Portland, Ore.-based Bonneville Power Administration (BPA), a federal electric utility that operates a high-voltage transmission grid, has decided to build a major new transmission project called the McNary-John Day 500 kV transmission line.
The $246 million project, made possible in part because of new borrowing authority in the American Recovery and Reinvestment Act, is expected to create about 700 jobs at its peak. When commissioned in late 2012, the line will allow BPA to provide service for up to 870 MW of energy, including service for more than 700 MW of new wind energy. Work is expected to begin this spring, says BPA.
The line will run from BPA's McNary substation in Oregon, cross the Columbia River and run parallel to the Columbia River for 75 miles – mostly within existing rights-of-way – and then cross the Columbia River back into Oregon and end at BPA's John Day Substation.
In related news, the Western Area Power Administration (WAPA) has been given the authority to borrow up to $3.25 billion from the U.S. Treasury due to the recent passage of the economic stimulus package. WAPA now has a mechanism to provide federal funding in partnerships to develop transmission infrastructure that delivers renewable energy to market. Ten million dollars in non-reimbursable funds will help to jump start the transmission program.
According to WAPA, these funds can be used to construct, finance, facilitate, plan, operate, maintain or study construction of new or upgraded electric power transmission lines and related facilities – with at least one end point within WAPA's service area – that deliver or facilitate delivery of power generated by renewable energy resources.
WAPA plans to kick off a public process within the month to outline the policies and procedures it will use to carry out this authority and to seek interest in potential projects that can be funded using this new authority.

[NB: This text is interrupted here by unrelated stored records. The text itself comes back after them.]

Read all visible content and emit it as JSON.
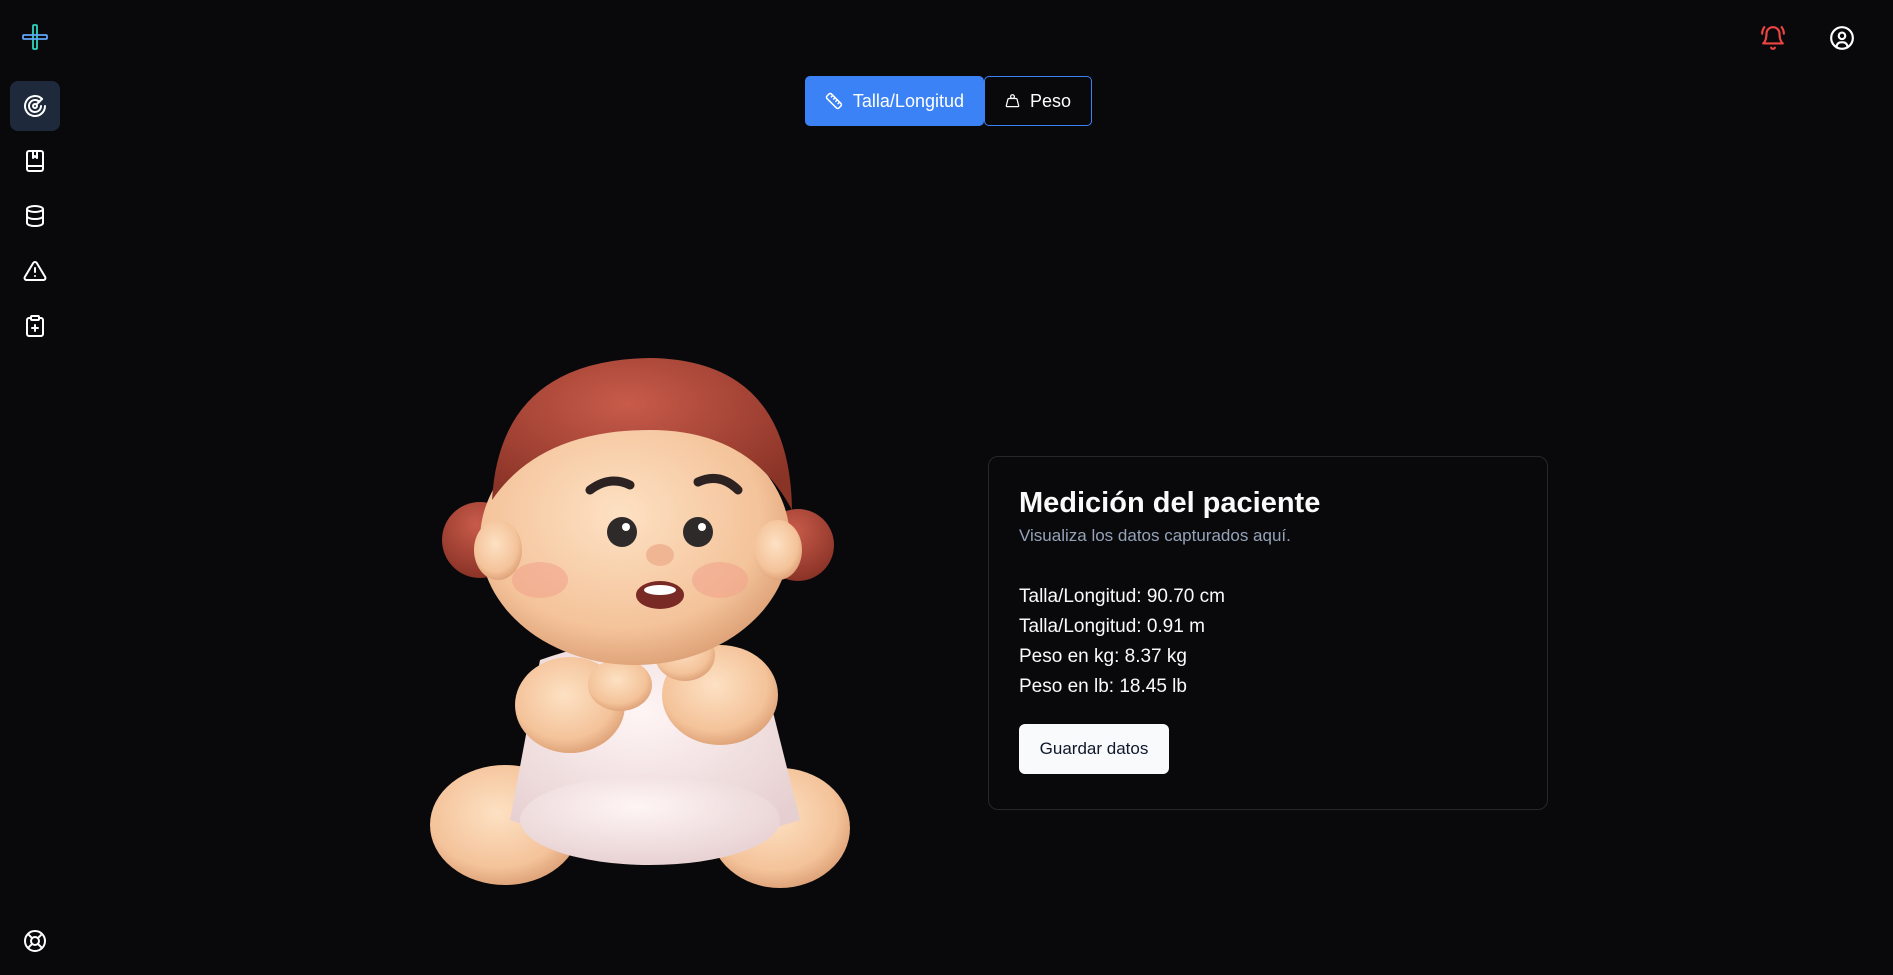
{
  "sidebar": {
    "logo_icon": "medical-plus-icon",
    "items": [
      {
        "name": "radar",
        "icon": "radar-icon",
        "active": true
      },
      {
        "name": "book",
        "icon": "bookmark-book-icon",
        "active": false
      },
      {
        "name": "database",
        "icon": "database-icon",
        "active": false
      },
      {
        "name": "alerts",
        "icon": "warning-triangle-icon",
        "active": false
      },
      {
        "name": "clipboard",
        "icon": "clipboard-plus-icon",
        "active": false
      }
    ],
    "help_icon": "life-buoy-icon"
  },
  "header": {
    "notification_icon": "bell-alert-icon",
    "notification_color": "#ef4444",
    "account_icon": "user-circle-icon"
  },
  "toggle": {
    "length_label": "Talla/Longitud",
    "weight_label": "Peso",
    "active": "length"
  },
  "card": {
    "title": "Medición del paciente",
    "subtitle": "Visualiza los datos capturados aquí.",
    "rows": [
      "Talla/Longitud: 90.70 cm",
      "Talla/Longitud: 0.91 m",
      "Peso en kg: 8.37 kg",
      "Peso en lb: 18.45 lb"
    ],
    "save_label": "Guardar datos"
  },
  "colors": {
    "background": "#09090b",
    "accent": "#3b82f6",
    "logo": "#2dd4bf"
  }
}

SOURCES: Bonneville Power Administration, Western Area Power Administration